◆ Input ◆
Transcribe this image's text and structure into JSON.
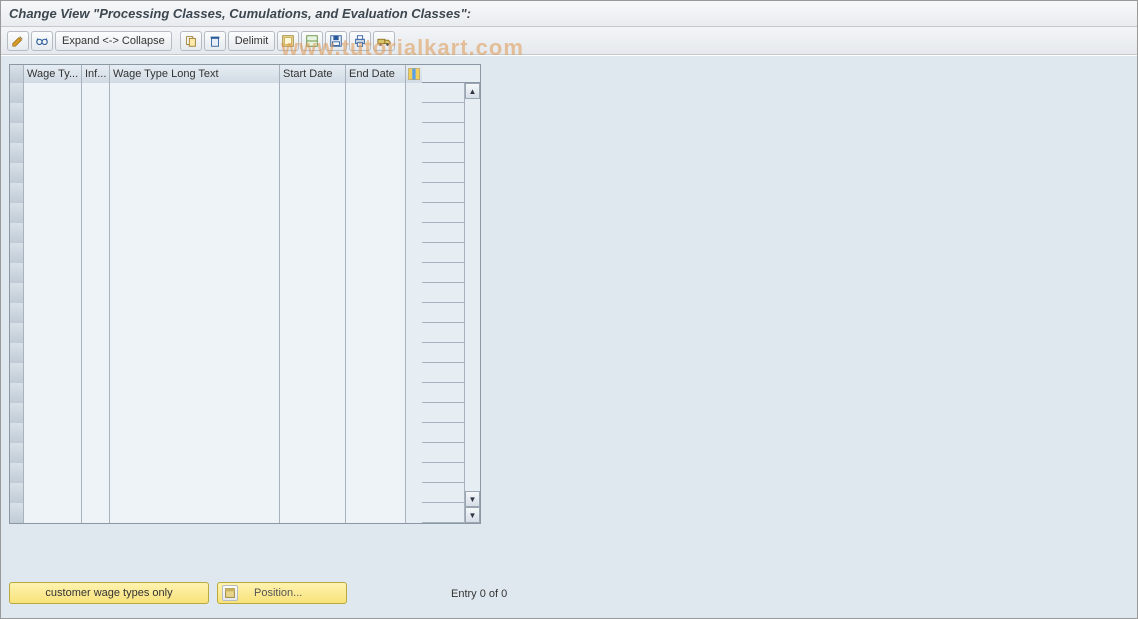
{
  "title": "Change View \"Processing Classes, Cumulations, and Evaluation Classes\":",
  "toolbar": {
    "expand_collapse_label": "Expand <-> Collapse",
    "delimit_label": "Delimit"
  },
  "grid": {
    "columns": {
      "wage_type": "Wage Ty...",
      "inf": "Inf...",
      "long_text": "Wage Type Long Text",
      "start_date": "Start Date",
      "end_date": "End Date"
    },
    "row_count": 22
  },
  "buttons": {
    "customer_only": "customer wage types only",
    "position": "Position..."
  },
  "status": {
    "entry": "Entry 0 of 0"
  },
  "watermark": "www.tutorialkart.com"
}
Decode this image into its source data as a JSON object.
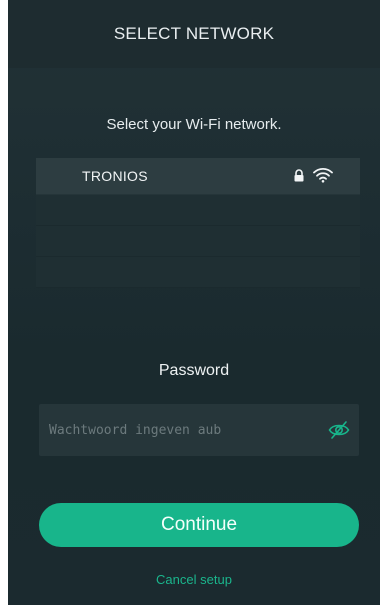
{
  "header": {
    "title": "SELECT NETWORK"
  },
  "subtitle": "Select your Wi-Fi network.",
  "networks": [
    {
      "name": "TRONIOS",
      "secured": true,
      "signal_icon": "wifi-icon",
      "lock_icon": "lock-icon"
    }
  ],
  "password": {
    "label": "Password",
    "placeholder": "Wachtwoord ingeven aub",
    "value": "",
    "visibility_icon": "eye-off-icon"
  },
  "actions": {
    "continue_label": "Continue",
    "cancel_label": "Cancel setup"
  },
  "colors": {
    "accent": "#18b58b",
    "background": "#1d2d32",
    "header_bg": "#1e2c30"
  }
}
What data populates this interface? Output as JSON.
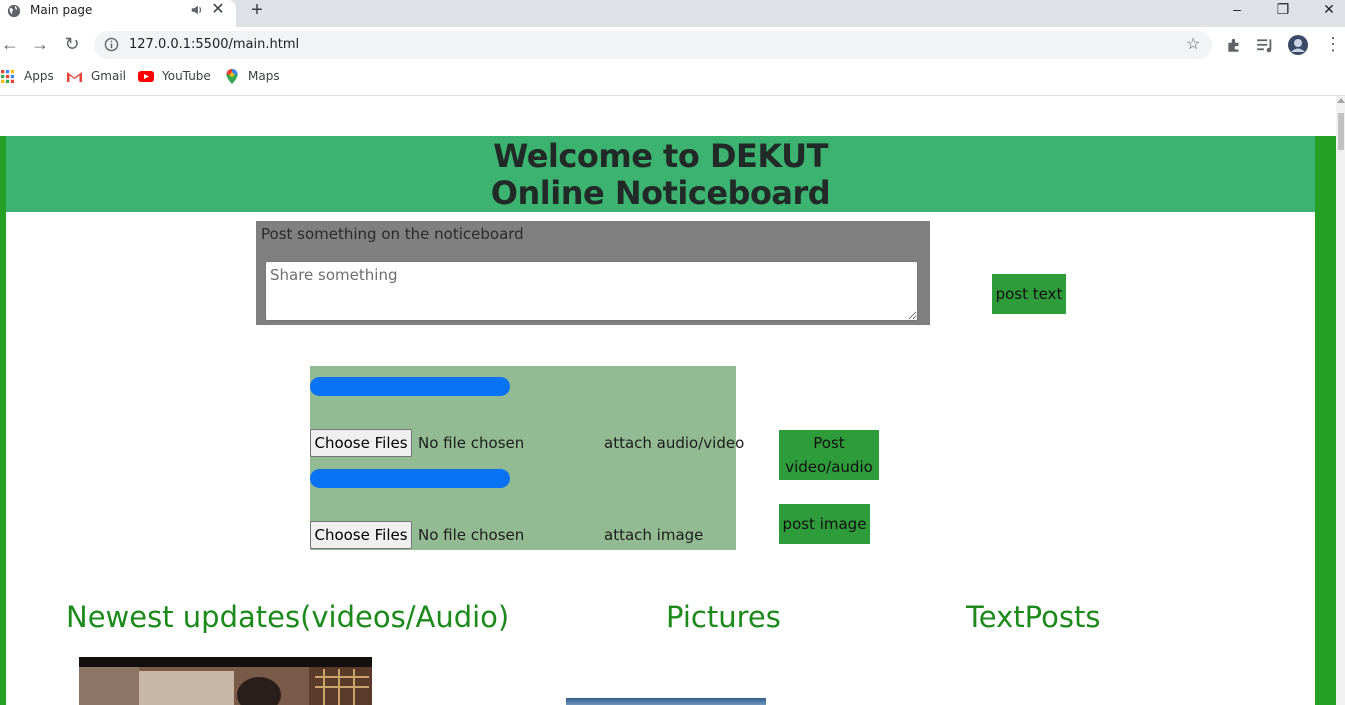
{
  "browser": {
    "tab_title": "Main page",
    "url": "127.0.0.1:5500/main.html",
    "bookmarks": [
      {
        "label": "Apps",
        "icon": "apps-grid-icon"
      },
      {
        "label": "Gmail",
        "icon": "gmail-icon"
      },
      {
        "label": "YouTube",
        "icon": "youtube-icon"
      },
      {
        "label": "Maps",
        "icon": "maps-icon"
      }
    ]
  },
  "header": {
    "title_line1": "Welcome to DEKUT",
    "title_line2": "Online Noticeboard"
  },
  "post_form": {
    "label": "Post something on the noticeboard",
    "placeholder": "Share something",
    "post_text_button": "post text"
  },
  "media_form": {
    "video": {
      "choose_label": "Choose Files",
      "file_status": "No file chosen",
      "attach_label": "attach audio/video",
      "post_button_line1": "Post",
      "post_button_line2": "video/audio"
    },
    "image": {
      "choose_label": "Choose Files",
      "file_status": "No file chosen",
      "attach_label": "attach image",
      "post_button": "post image"
    }
  },
  "sections": {
    "videos": "Newest updates(videos/Audio)",
    "pictures": "Pictures",
    "text_posts": "TextPosts"
  },
  "colors": {
    "frame_green": "#24a124",
    "header_green": "#3cb371",
    "button_green": "#2e9c3a",
    "media_panel": "#93bb93",
    "progress_blue": "#0a72f5",
    "section_text": "#1b8a1b"
  }
}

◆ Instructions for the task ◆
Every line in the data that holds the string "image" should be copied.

◆ Your solution ◆
Transcribe this image's text and structure into JSON.
Decode this image into its source data as a JSON object.
    "image": {
      "attach_label": "attach image",
      "post_button": "post image"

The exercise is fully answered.